Again, I'm not very familiar with the Yang style Saber form, only what I've seen Bill do and what I've seen from the video, which I've studied in depth for the sword portion but have only watched in passing for the saber.
Anyway, since I happen to have an intimate acquaintance with the "ox-tail" dao, I figured I'd drop in real quick and let you know that I think you're correct in your assesment. These two blades are for entirely different uses, and they are trained in what appears to be entirely different ways.
The smaller hilt, fuller back and heavier tip of the broadsword makes it an entirely different cleaving instrument than a saber.
Sabers were developed for fighting from horseback, while I could use the heavier blade from the back of a horse (something else I've spent a lot of time doing, sitting on horses, though it's been a few years) I would much prefer the lighter saber in that situation. If I have a broadsword in my hand I'd kind of like both of my feet on the ground, for the stability.
Have you ever weilded a real, full combat steel broadsword? I have, for hours on end, and those suckers are HEAVY. Until you get the feel for the blade it's not an easy weapon to swing around without having a good root under you.

As for the American instructors who were demoing their broadsword forms and spoke very rashly about something they appeared to not know anything about....?
I would say it was they who were unfamiliar with the weapon being used by the Master and speaking out of turn. Forgive them, they were likely trying to salve their egos after seeing a real Master at work. It's not uncommon, really.
Truse me, proficiency in one type of dao does not translate to proficiency in the other, at all.
I tried to do a bit of the Saber form from the DVD, following the Grand Master, but my broadsword, I don't have a saber yet but will in a few weeks, was a tad too heavy for some of what I saw there.

Anywho, that's my two cents on this slow day 'round here.

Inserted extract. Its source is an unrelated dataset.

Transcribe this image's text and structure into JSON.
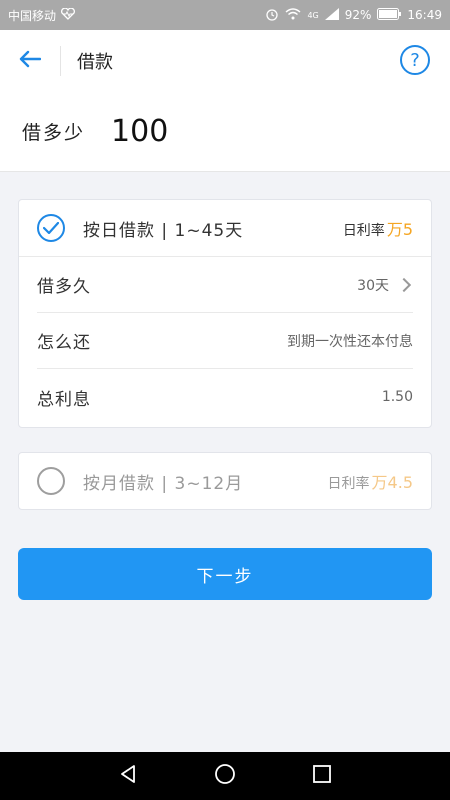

I just realised that I was responding to the wrong person. I thought Audi had typed up the above posting I replied to, until I just got back here and realised it was someone replying to Audi.
Sorry. I've edited the posting and now it might make more sense to folks.
My apologies if I offended anyone by misidentification.

[This message has been edited by Bamenwubu (edited 12-02-2004).]

PostPosted: Wed Dec 01, 2004 10:10 pm
by Bamenwubu
Nope, that's an "ox-tail" dao, or as stated in the ad, a "broadsword".
The "willow-tail" dao, or saber, are the ones available in the "products" section of this website.